> Information provided:
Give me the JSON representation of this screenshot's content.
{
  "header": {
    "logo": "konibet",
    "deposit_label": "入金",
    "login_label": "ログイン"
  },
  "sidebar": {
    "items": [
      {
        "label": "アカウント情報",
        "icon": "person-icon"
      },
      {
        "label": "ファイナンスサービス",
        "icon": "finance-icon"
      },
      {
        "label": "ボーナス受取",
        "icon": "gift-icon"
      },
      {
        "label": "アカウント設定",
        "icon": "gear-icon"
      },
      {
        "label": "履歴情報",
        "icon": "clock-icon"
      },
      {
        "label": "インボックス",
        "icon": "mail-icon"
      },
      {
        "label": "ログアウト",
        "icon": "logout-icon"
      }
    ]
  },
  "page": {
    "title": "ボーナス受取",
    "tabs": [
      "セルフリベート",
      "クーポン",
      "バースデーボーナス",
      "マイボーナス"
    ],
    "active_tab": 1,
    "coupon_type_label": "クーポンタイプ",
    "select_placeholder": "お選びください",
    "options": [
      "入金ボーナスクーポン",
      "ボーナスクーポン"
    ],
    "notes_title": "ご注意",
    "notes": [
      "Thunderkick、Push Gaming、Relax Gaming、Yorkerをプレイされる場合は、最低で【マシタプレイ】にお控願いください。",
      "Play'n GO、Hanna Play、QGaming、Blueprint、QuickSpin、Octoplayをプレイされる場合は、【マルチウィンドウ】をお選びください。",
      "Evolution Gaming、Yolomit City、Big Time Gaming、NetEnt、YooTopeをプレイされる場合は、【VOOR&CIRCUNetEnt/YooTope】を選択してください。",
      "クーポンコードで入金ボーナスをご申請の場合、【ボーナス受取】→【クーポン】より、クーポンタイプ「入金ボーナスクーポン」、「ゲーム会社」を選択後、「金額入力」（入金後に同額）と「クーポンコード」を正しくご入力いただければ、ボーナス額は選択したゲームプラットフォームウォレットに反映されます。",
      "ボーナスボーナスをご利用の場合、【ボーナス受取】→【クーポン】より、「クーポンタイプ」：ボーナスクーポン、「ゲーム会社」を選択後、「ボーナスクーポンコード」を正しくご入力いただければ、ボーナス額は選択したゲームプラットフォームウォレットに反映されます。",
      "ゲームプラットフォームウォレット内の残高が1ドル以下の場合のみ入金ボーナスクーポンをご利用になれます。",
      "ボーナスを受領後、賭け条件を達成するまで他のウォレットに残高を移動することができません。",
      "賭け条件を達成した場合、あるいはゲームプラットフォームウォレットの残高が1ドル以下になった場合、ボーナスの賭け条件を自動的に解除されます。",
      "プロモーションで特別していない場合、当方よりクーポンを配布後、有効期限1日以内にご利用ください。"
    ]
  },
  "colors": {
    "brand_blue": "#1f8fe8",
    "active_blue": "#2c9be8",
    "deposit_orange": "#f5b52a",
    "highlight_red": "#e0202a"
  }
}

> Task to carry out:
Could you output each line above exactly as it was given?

> Response to the task:
Give me the JSON representation of this screenshot's content.
{
  "header": {
    "logo": "konibet",
    "deposit_label": "入金",
    "login_label": "ログイン"
  },
  "sidebar": {
    "items": [
      {
        "label": "アカウント情報",
        "icon": "person-icon"
      },
      {
        "label": "ファイナンスサービス",
        "icon": "finance-icon"
      },
      {
        "label": "ボーナス受取",
        "icon": "gift-icon"
      },
      {
        "label": "アカウント設定",
        "icon": "gear-icon"
      },
      {
        "label": "履歴情報",
        "icon": "clock-icon"
      },
      {
        "label": "インボックス",
        "icon": "mail-icon"
      },
      {
        "label": "ログアウト",
        "icon": "logout-icon"
      }
    ]
  },
  "page": {
    "title": "ボーナス受取",
    "tabs": [
      "セルフリベート",
      "クーポン",
      "バースデーボーナス",
      "マイボーナス"
    ],
    "active_tab": 1,
    "coupon_type_label": "クーポンタイプ",
    "select_placeholder": "お選びください",
    "options": [
      "入金ボーナスクーポン",
      "ボーナスクーポン"
    ],
    "notes_title": "ご注意",
    "notes": [
      "Thunderkick、Push Gaming、Relax Gaming、Yorkerをプレイされる場合は、最低で【マシタプレイ】にお控願いください。",
      "Play'n GO、Hanna Play、QGaming、Blueprint、QuickSpin、Octoplayをプレイされる場合は、【マルチウィンドウ】をお選びください。",
      "Evolution Gaming、Yolomit City、Big Time Gaming、NetEnt、YooTopeをプレイされる場合は、【VOOR&CIRCUNetEnt/YooTope】を選択してください。",
      "クーポンコードで入金ボーナスをご申請の場合、【ボーナス受取】→【クーポン】より、クーポンタイプ「入金ボーナスクーポン」、「ゲーム会社」を選択後、「金額入力」（入金後に同額）と「クーポンコード」を正しくご入力いただければ、ボーナス額は選択したゲームプラットフォームウォレットに反映されます。",
      "ボーナスボーナスをご利用の場合、【ボーナス受取】→【クーポン】より、「クーポンタイプ」：ボーナスクーポン、「ゲーム会社」を選択後、「ボーナスクーポンコード」を正しくご入力いただければ、ボーナス額は選択したゲームプラットフォームウォレットに反映されます。",
      "ゲームプラットフォームウォレット内の残高が1ドル以下の場合のみ入金ボーナスクーポンをご利用になれます。",
      "ボーナスを受領後、賭け条件を達成するまで他のウォレットに残高を移動することができません。",
      "賭け条件を達成した場合、あるいはゲームプラットフォームウォレットの残高が1ドル以下になった場合、ボーナスの賭け条件を自動的に解除されます。",
      "プロモーションで特別していない場合、当方よりクーポンを配布後、有効期限1日以内にご利用ください。"
    ]
  },
  "colors": {
    "brand_blue": "#1f8fe8",
    "active_blue": "#2c9be8",
    "deposit_orange": "#f5b52a",
    "highlight_red": "#e0202a"
  }
}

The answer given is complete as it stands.